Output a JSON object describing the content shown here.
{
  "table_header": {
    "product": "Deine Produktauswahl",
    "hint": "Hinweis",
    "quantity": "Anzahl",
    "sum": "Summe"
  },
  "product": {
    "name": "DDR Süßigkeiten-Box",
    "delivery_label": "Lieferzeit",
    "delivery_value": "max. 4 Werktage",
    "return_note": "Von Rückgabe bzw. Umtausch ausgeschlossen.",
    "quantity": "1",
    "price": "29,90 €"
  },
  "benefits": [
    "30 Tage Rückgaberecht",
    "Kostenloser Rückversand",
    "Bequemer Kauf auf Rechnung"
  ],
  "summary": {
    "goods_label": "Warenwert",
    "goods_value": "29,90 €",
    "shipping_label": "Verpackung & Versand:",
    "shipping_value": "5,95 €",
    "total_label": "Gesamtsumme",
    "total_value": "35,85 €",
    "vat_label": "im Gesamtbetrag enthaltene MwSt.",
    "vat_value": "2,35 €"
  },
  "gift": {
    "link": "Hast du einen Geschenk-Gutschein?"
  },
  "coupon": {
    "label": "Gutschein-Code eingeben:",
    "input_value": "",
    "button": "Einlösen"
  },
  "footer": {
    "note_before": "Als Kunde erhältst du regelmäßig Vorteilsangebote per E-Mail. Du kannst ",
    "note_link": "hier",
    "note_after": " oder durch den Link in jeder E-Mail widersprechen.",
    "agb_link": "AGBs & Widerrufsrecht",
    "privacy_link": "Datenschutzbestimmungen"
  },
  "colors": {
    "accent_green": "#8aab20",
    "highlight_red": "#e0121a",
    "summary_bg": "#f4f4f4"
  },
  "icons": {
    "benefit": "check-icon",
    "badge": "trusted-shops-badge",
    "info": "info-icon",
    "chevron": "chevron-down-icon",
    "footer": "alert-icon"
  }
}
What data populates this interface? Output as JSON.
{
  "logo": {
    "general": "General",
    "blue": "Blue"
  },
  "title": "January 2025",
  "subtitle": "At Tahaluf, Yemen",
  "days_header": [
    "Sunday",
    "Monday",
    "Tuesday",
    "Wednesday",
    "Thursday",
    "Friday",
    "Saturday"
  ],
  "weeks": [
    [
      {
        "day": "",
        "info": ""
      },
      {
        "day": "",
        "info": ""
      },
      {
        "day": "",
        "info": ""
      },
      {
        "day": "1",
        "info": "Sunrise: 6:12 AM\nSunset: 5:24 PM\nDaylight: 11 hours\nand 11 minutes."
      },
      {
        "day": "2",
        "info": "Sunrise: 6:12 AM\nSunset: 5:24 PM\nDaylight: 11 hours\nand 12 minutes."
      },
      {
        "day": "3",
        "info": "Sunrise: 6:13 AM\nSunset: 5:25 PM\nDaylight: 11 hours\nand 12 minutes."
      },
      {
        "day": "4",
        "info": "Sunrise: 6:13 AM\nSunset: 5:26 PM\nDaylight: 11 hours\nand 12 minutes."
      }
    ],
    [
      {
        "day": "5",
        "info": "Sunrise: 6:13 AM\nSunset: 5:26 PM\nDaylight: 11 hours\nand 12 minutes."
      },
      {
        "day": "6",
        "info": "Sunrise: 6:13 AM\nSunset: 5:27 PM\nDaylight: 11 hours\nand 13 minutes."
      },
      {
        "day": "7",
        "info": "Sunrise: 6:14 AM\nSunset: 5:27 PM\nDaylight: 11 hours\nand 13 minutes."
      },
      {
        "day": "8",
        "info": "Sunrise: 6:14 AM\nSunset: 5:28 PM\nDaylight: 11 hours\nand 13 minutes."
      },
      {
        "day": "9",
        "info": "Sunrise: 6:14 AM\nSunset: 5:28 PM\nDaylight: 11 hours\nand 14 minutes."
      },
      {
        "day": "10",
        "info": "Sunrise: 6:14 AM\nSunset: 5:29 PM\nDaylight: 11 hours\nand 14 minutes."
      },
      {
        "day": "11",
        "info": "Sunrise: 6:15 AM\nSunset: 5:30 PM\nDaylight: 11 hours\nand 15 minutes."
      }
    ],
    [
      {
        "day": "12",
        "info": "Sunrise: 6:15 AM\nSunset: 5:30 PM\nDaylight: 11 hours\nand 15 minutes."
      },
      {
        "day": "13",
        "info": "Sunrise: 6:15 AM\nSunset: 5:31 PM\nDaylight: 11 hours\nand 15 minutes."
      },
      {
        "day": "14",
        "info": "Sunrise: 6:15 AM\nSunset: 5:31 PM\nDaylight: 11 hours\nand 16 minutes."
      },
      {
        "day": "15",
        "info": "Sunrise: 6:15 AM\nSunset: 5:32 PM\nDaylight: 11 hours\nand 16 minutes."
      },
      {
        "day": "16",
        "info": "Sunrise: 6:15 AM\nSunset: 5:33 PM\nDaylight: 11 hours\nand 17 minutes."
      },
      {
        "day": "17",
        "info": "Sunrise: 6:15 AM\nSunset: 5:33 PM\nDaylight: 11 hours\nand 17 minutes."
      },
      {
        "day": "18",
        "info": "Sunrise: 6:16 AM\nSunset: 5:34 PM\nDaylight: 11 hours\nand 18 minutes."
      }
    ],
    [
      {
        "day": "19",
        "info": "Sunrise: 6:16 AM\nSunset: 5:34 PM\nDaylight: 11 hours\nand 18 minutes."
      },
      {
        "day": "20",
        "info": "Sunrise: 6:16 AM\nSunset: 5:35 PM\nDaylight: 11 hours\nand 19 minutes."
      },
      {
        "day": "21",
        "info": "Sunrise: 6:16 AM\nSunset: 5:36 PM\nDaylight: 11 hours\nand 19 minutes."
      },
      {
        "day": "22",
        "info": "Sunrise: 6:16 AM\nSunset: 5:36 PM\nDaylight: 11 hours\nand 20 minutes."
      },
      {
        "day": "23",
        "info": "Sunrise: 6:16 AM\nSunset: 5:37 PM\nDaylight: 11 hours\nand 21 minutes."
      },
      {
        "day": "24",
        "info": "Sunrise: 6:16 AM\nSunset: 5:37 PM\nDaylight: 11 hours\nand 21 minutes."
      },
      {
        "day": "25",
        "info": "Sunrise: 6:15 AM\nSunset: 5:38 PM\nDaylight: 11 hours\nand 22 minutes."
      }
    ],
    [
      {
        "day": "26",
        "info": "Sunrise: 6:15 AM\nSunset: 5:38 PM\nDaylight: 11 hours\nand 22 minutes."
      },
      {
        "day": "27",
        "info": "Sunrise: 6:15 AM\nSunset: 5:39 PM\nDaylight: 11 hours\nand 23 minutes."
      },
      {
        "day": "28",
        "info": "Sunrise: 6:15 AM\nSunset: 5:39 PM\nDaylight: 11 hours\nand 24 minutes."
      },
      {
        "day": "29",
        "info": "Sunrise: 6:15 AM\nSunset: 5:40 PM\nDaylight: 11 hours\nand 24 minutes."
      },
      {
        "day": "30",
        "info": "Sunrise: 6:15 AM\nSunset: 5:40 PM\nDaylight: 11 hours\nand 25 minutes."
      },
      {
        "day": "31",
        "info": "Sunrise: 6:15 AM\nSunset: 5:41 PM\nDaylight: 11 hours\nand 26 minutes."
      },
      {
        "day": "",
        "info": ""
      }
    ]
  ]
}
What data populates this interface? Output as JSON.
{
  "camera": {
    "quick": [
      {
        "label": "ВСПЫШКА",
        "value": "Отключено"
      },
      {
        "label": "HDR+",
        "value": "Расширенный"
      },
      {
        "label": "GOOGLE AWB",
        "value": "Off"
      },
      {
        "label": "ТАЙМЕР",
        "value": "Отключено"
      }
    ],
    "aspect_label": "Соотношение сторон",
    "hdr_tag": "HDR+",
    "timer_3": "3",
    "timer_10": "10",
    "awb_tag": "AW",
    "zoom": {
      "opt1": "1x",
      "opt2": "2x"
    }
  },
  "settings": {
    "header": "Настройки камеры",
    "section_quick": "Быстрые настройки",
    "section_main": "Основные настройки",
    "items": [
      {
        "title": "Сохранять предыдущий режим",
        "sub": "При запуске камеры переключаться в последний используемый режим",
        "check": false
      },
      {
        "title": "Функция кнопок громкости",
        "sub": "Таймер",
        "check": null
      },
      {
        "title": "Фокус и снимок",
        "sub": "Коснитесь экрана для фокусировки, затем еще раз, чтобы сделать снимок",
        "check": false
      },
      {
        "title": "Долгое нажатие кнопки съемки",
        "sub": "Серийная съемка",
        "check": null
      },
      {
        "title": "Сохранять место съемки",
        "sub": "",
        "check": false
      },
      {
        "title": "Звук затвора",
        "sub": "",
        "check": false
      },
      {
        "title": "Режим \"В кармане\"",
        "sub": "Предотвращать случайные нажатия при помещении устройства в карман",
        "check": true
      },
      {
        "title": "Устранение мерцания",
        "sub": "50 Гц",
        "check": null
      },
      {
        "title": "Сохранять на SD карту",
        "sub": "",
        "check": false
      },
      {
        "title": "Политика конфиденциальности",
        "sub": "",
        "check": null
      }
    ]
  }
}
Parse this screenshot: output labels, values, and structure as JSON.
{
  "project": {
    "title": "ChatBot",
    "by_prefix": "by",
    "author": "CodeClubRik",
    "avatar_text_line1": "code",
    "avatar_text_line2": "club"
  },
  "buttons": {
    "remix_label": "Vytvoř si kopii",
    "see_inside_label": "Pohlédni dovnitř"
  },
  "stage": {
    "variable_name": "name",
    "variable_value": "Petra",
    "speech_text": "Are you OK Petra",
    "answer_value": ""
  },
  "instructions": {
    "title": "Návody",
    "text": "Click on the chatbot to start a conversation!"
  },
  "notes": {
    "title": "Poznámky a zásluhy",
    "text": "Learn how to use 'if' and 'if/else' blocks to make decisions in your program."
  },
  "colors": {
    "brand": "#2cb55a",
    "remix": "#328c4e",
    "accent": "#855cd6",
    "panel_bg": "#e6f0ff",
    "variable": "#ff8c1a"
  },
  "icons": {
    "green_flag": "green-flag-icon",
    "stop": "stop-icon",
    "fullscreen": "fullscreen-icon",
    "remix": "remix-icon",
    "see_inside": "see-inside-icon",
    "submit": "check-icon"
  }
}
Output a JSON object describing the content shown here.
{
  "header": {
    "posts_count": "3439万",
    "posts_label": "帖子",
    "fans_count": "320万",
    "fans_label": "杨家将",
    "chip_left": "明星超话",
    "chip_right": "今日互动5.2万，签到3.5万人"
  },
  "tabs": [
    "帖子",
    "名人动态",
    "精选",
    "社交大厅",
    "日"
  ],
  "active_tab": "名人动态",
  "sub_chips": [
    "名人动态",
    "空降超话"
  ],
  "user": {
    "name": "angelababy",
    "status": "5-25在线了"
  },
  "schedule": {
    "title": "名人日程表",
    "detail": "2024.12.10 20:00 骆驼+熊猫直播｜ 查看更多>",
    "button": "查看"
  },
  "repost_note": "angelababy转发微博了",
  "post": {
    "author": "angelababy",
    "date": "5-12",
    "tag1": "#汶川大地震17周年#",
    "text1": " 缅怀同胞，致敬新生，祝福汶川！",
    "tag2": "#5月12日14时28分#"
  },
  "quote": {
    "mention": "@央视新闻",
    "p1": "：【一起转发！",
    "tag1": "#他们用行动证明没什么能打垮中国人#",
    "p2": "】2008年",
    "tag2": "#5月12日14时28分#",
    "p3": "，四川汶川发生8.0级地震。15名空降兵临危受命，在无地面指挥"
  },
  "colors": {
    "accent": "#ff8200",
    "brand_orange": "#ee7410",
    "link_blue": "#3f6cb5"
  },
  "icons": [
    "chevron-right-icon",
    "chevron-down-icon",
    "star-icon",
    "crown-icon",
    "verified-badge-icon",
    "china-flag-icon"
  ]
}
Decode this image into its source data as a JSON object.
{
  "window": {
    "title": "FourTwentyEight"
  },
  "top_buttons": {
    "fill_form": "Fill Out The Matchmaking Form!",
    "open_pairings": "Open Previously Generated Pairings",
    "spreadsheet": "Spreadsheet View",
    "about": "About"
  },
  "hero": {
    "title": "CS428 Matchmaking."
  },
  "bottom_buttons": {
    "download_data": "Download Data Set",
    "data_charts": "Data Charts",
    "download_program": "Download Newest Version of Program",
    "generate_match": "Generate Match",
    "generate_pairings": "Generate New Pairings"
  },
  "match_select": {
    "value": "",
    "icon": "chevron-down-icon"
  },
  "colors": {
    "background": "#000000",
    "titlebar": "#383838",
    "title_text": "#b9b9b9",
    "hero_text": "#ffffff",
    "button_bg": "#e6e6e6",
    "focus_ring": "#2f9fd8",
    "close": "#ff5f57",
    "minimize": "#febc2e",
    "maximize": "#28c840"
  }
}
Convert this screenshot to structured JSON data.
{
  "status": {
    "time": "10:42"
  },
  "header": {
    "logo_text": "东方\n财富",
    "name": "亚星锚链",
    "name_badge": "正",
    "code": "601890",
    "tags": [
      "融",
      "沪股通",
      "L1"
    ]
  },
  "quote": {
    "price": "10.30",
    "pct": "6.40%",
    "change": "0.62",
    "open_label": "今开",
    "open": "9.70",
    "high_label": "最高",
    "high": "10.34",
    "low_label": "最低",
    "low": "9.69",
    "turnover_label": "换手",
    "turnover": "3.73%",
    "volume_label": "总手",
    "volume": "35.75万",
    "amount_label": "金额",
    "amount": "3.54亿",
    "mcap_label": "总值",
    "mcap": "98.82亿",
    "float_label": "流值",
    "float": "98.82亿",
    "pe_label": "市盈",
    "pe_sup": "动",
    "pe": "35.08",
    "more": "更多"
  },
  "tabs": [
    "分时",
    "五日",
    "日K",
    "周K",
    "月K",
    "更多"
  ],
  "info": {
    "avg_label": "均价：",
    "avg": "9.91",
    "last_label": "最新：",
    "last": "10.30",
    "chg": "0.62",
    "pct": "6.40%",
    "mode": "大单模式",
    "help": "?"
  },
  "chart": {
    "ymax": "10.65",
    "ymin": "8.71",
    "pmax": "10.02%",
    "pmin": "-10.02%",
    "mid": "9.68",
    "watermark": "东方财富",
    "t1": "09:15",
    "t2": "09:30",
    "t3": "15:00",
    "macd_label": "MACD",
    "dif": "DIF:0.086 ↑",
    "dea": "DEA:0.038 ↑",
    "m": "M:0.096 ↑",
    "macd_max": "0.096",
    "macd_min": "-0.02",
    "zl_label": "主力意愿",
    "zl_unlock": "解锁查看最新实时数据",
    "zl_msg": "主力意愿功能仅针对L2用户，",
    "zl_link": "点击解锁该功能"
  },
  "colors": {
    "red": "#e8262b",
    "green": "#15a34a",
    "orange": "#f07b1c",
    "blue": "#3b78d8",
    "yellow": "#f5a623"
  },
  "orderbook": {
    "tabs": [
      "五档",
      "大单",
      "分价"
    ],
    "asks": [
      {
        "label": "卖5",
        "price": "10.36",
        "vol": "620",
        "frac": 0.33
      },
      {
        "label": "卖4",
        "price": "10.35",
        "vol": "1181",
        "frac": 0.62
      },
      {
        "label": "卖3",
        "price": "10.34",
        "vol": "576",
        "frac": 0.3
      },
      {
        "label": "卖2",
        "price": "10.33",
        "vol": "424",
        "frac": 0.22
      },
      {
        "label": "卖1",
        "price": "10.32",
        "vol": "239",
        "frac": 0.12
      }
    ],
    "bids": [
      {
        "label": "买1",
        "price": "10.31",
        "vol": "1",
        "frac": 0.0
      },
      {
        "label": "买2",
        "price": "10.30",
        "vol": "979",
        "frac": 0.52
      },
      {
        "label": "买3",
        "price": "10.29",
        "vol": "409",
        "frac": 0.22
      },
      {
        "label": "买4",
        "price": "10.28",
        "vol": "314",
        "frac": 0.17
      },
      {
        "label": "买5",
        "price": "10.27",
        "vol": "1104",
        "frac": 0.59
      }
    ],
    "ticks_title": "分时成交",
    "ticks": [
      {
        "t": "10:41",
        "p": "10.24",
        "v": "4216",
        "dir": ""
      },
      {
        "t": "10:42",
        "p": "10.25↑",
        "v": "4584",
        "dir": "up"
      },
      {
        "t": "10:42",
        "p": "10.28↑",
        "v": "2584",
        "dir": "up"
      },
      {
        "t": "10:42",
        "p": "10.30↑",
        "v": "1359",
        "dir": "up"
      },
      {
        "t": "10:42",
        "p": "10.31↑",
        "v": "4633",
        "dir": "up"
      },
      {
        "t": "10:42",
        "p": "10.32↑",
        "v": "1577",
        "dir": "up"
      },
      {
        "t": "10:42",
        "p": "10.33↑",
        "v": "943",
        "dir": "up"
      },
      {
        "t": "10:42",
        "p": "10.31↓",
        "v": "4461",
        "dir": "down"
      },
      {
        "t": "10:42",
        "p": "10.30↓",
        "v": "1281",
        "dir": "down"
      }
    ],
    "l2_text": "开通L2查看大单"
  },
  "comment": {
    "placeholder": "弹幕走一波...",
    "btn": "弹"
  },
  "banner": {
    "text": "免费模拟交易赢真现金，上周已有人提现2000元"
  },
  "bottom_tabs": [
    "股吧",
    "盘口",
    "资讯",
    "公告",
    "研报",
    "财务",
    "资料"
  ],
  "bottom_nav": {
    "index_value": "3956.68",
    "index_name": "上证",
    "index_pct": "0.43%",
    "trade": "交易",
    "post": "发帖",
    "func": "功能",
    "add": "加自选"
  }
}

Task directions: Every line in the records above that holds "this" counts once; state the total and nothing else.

Output of the task: 5